Trader Joe’s

I’m consistently amazed by Trader Joe’s prices, especially on their organic offerings. Don’t let the generic part throw you off; if the product is certified organic, you’re getting the real deal. Why pay more than you have to?

Whole Foods

Whole Foods Market doesn’t have to eat up your whole paycheck, as some say, especially when you come armed with coupons from Whole Deal and opt for their store brand.

Check their impressive loss leaders in the flyer each week. For example, they recently advertised $1.50 per pint of blueberries.

6. Work for Perks

One of the benefits of working for a food retailer is the employee discounts. This is a way to earn a paycheck while taking advantage of discounts on groceries and other products you use on a regular basis.

Employee discounts are often addition to other benefits some stores may offer -- and these could be as valuable as pay. For instance, Whole Foods, Target and Trader Joe’s all offer their employees extras such as paid time-off and retirement plans.

Here are the discounts you could enjoy as a store employee (may vary by store):

  • Whole Foods: At least 20% off for employees who work at least 20 hours per week and who have passed probation.
  • Trader Joe’s: 10% off all Trader Joe’s products.
  • SuperTarget: 10% off all products.

7. Buy local

I’ve had mixed success with prices at farmers markets and stands. Check for lists of farms, farmers markets, food co-ops and fruit stands in your area. Be sure to compare the prices with your other options, but also consider the advantages of eating fruits and veggies that were likely picked within the previous 24 hours.

Hopefully this article has shown that organics can be affordable. By using these strategies, you can enjoy the best nature has to offer -- while maintaining your budget. Here’s to eating well.
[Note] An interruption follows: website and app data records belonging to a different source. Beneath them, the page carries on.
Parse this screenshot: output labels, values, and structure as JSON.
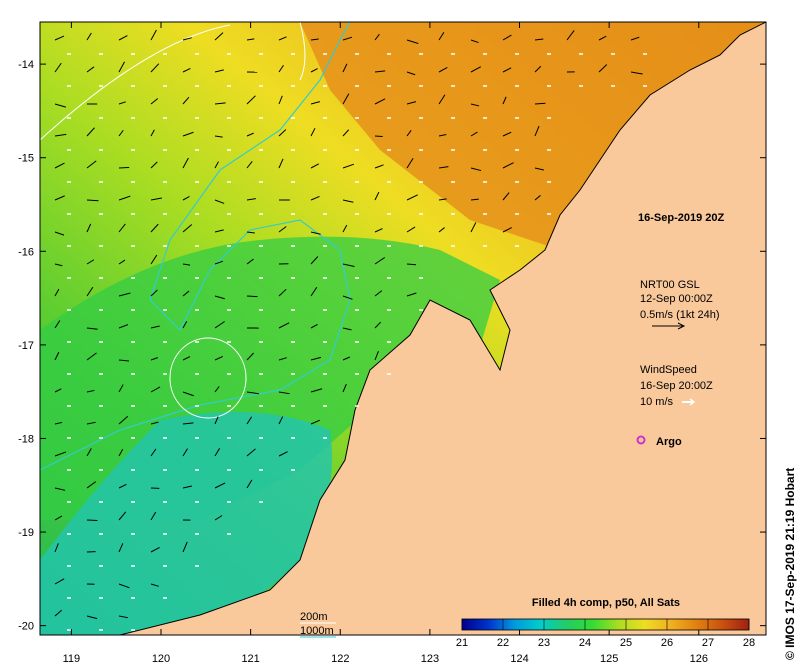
{
  "map": {
    "lon_range": [
      118.65,
      126.75
    ],
    "lat_range": [
      -20.1,
      -13.55
    ],
    "lon_ticks": [
      "119",
      "120",
      "121",
      "122",
      "123",
      "124",
      "125",
      "126"
    ],
    "lat_ticks": [
      "-14",
      "-15",
      "-16",
      "-17",
      "-18",
      "-19",
      "-20"
    ],
    "land_color": "#f9c89b",
    "current_line_color": "#33cccc",
    "contour_color": "#ffffff"
  },
  "date_title": "16-Sep-2019 20Z",
  "currents_legend": {
    "title": "NRT00 GSL",
    "date": "12-Sep 00:00Z",
    "scale": "0.5m/s (1kt 24h)"
  },
  "wind_legend": {
    "title": "WindSpeed",
    "date": "16-Sep 20:00Z",
    "scale": "10 m/s"
  },
  "argo_label": "Argo",
  "argo_color": "#cc33cc",
  "bathymetry": {
    "depth_200": "200m",
    "depth_1000": "1000m"
  },
  "colorbar": {
    "title": "Filled 4h comp, p50, All Sats",
    "labels": [
      "21",
      "22",
      "23",
      "24",
      "25",
      "26",
      "27",
      "28"
    ],
    "colors": [
      "#00008b",
      "#0033cc",
      "#0099dd",
      "#00cccc",
      "#22cc66",
      "#33dd33",
      "#aadd22",
      "#eedd22",
      "#f0b020",
      "#e08010",
      "#c85010",
      "#a02010"
    ]
  },
  "copyright": "© IMOS 17-Sep-2019 21:19 Hobart"
}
Your Turn: Do you choose organic foods? What are your best savings strategies?

Paula Fitzsimmons is a freelance writer, passionate about animals and sustainable living.